TL;DR: I have virtually no knowledge of electrical engineering and I want to know if I can connect this ADC to a Raspberry Pi 3 and be able to read 15+ piezoelectric sensors at a very low latency (≤ 3ms)?
My electric drum module is starting to fart out and I'm trying to avoid spending hundreds of dollars on a new module. At the very least, I'm trying to make something that can detect the drum pads being struck and send the appropriate MIDI note to a computer. Eventually I might look into trying to use the Raspberry Pi (or comparable, more powerful system like the Orange Pi or one of the Pine64 boards) to generate sound too, but if that's impossible I'm okay with that.
The drum pads are just piezoelectric sensors (not sure on the voltage, though I can plug headphones straight into the pads and "hear" it being struck, if that helps.) Each pad plugs into a 1/4" cable (TS for single-zone pads, TRS for dual zone) which all snake together into a DB25, very much like this cable. Right now the kit has 15 channels (3x single-zone pads and 6x dual-zone pads), though I went for this 28-channel PIC16F1519 ADC since it's only a couple bucks anyway and that leaves a LOT of room for expansion. IIRC MIDI notes represent "velocity" (in this case, how hard the pad is struck) with only 7 bits (0-127), so a 10-bit ADC seems A-OK, unless again there's more to this than I know.
I'm just curious if it is possible for me to connect the ADC to the Raspberry Pi's GPIO and use it to "listen" to the piezo's at a reasonably low latency (no more than a couple of milliseconds, since I also need to consider sending MIDI notes and synthesizing sound on a computer), and if so, how hard would it be? Just soldering/plugging into a breadboard?

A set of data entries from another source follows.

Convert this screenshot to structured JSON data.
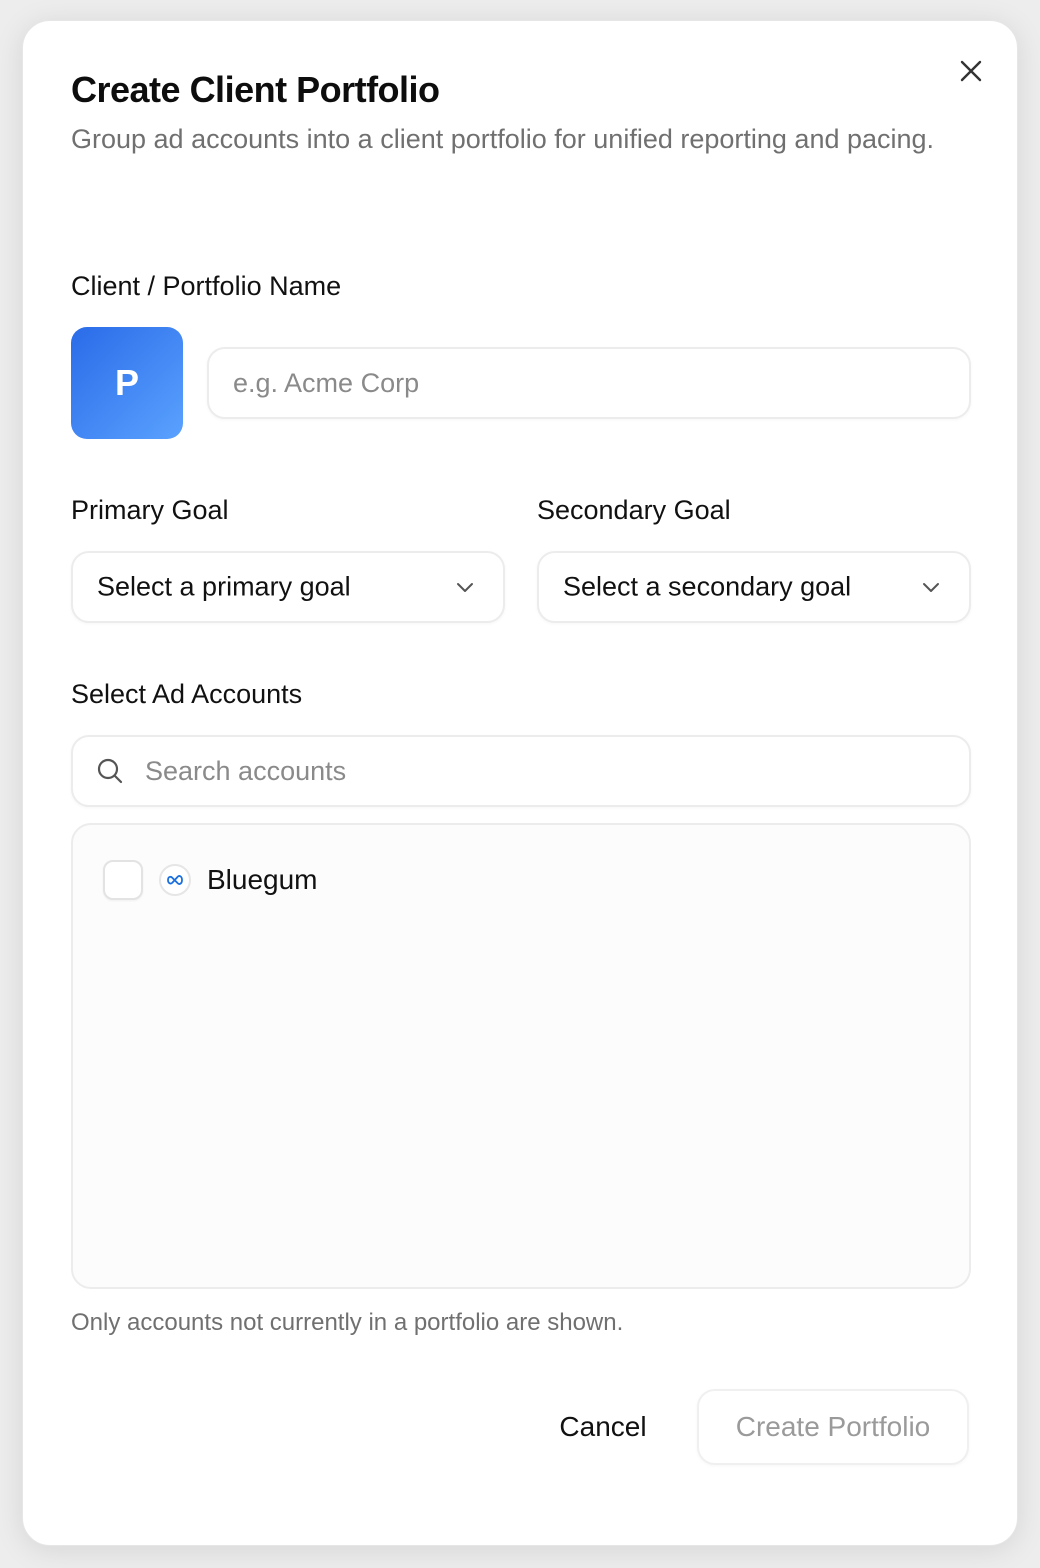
{
  "dialog": {
    "title": "Create Client Portfolio",
    "subtitle": "Group ad accounts into a client portfolio for unified reporting and pacing.",
    "close_icon": "close-icon"
  },
  "name_section": {
    "label": "Client / Portfolio Name",
    "avatar_letter": "P",
    "avatar_colors": [
      "#2a6be8",
      "#5aa2ff"
    ],
    "input_value": "",
    "input_placeholder": "e.g. Acme Corp"
  },
  "goals": {
    "primary": {
      "label": "Primary Goal",
      "selected": "Select a primary goal",
      "icon": "chevron-down-icon"
    },
    "secondary": {
      "label": "Secondary Goal",
      "selected": "Select a secondary goal",
      "icon": "chevron-down-icon"
    }
  },
  "accounts": {
    "label": "Select Ad Accounts",
    "search_placeholder": "Search accounts",
    "search_icon": "search-icon",
    "items": [
      {
        "name": "Bluegum",
        "checked": false,
        "platform_icon": "meta-icon"
      }
    ],
    "hint": "Only accounts not currently in a portfolio are shown."
  },
  "footer": {
    "cancel_label": "Cancel",
    "create_label": "Create Portfolio"
  }
}
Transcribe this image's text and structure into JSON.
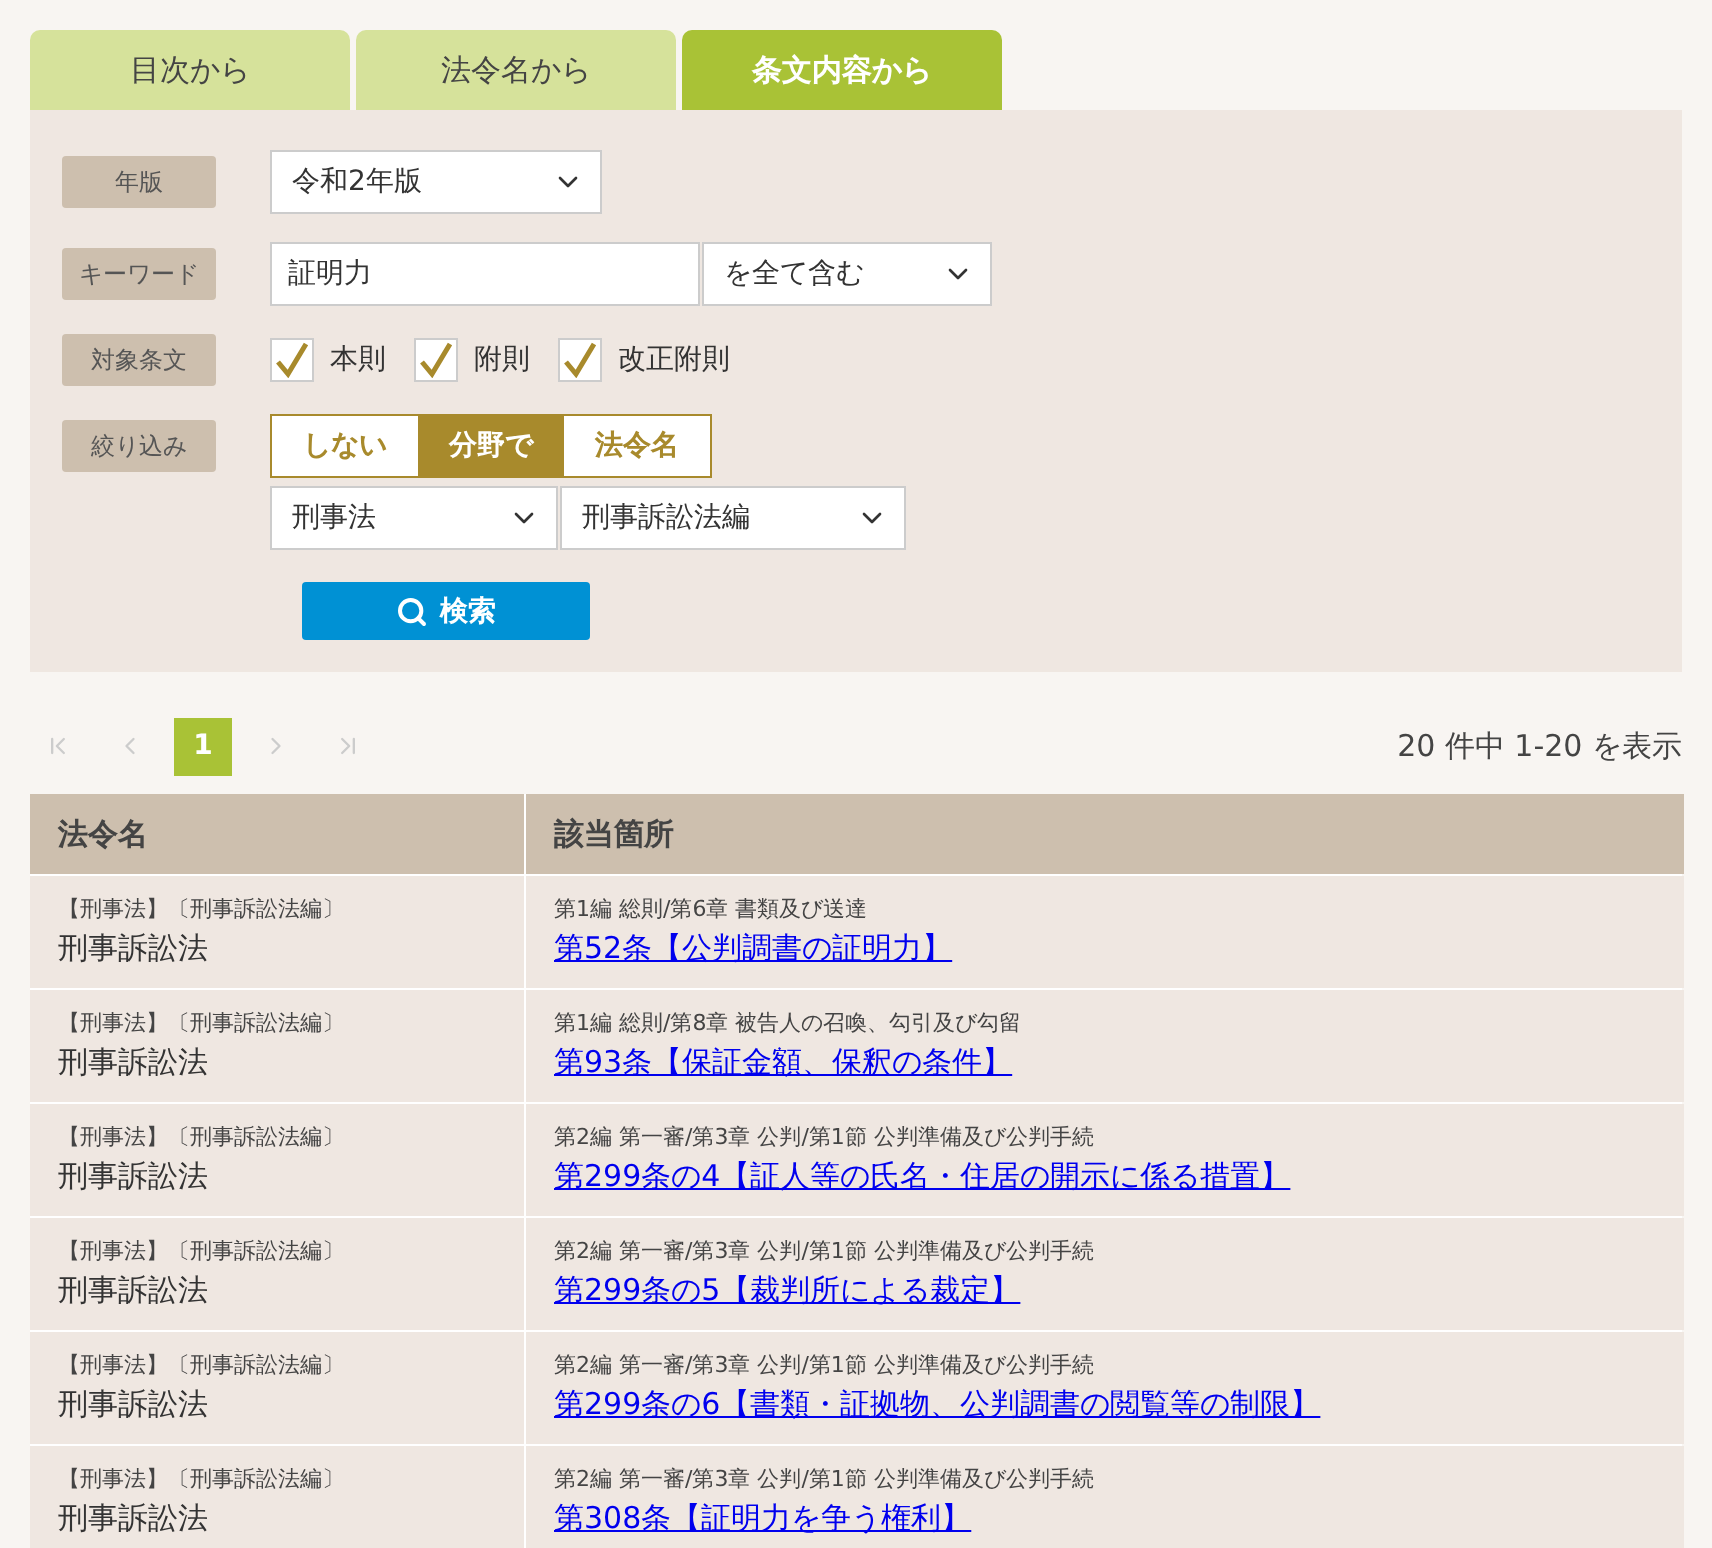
{
  "tabs": [
    {
      "label": "目次から",
      "selected": false
    },
    {
      "label": "法令名から",
      "selected": false
    },
    {
      "label": "条文内容から",
      "selected": true
    }
  ],
  "form": {
    "year": {
      "label": "年版",
      "value": "令和2年版"
    },
    "keyword": {
      "label": "キーワード",
      "value": "証明力",
      "mode": "を全て含む"
    },
    "target": {
      "label": "対象条文",
      "options": [
        {
          "label": "本則",
          "checked": true
        },
        {
          "label": "附則",
          "checked": true
        },
        {
          "label": "改正附則",
          "checked": true
        }
      ]
    },
    "filter": {
      "label": "絞り込み",
      "options": [
        {
          "label": "しない",
          "selected": false
        },
        {
          "label": "分野で",
          "selected": true
        },
        {
          "label": "法令名",
          "selected": false
        }
      ],
      "field": "刑事法",
      "subfield": "刑事訴訟法編"
    },
    "search_button": "検索"
  },
  "pager": {
    "first_disabled": true,
    "prev_disabled": true,
    "pages": [
      {
        "label": "1",
        "selected": true
      }
    ],
    "next_disabled": true,
    "last_disabled": true,
    "summary": "20 件中 1-20 を表示"
  },
  "table": {
    "columns": [
      "法令名",
      "該当箇所"
    ],
    "rows": [
      {
        "category": "【刑事法】〔刑事訴訟法編〕",
        "law": "刑事訴訟法",
        "path": "第1編 総則/第6章 書類及び送達",
        "article": "第52条【公判調書の証明力】"
      },
      {
        "category": "【刑事法】〔刑事訴訟法編〕",
        "law": "刑事訴訟法",
        "path": "第1編 総則/第8章 被告人の召喚、勾引及び勾留",
        "article": "第93条【保証金額、保釈の条件】"
      },
      {
        "category": "【刑事法】〔刑事訴訟法編〕",
        "law": "刑事訴訟法",
        "path": "第2編 第一審/第3章 公判/第1節 公判準備及び公判手続",
        "article": "第299条の4【証人等の氏名・住居の開示に係る措置】"
      },
      {
        "category": "【刑事法】〔刑事訴訟法編〕",
        "law": "刑事訴訟法",
        "path": "第2編 第一審/第3章 公判/第1節 公判準備及び公判手続",
        "article": "第299条の5【裁判所による裁定】"
      },
      {
        "category": "【刑事法】〔刑事訴訟法編〕",
        "law": "刑事訴訟法",
        "path": "第2編 第一審/第3章 公判/第1節 公判準備及び公判手続",
        "article": "第299条の6【書類・証拠物、公判調書の閲覧等の制限】"
      },
      {
        "category": "【刑事法】〔刑事訴訟法編〕",
        "law": "刑事訴訟法",
        "path": "第2編 第一審/第3章 公判/第1節 公判準備及び公判手続",
        "article": "第308条【証明力を争う権利】"
      }
    ]
  }
}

Posts like this have me hopeful, but I just want to make sure. I'm familiar enough with C/C++ and Python that I could Google my way through writing the software side, but I'm simply too ignorant of how the hardware works.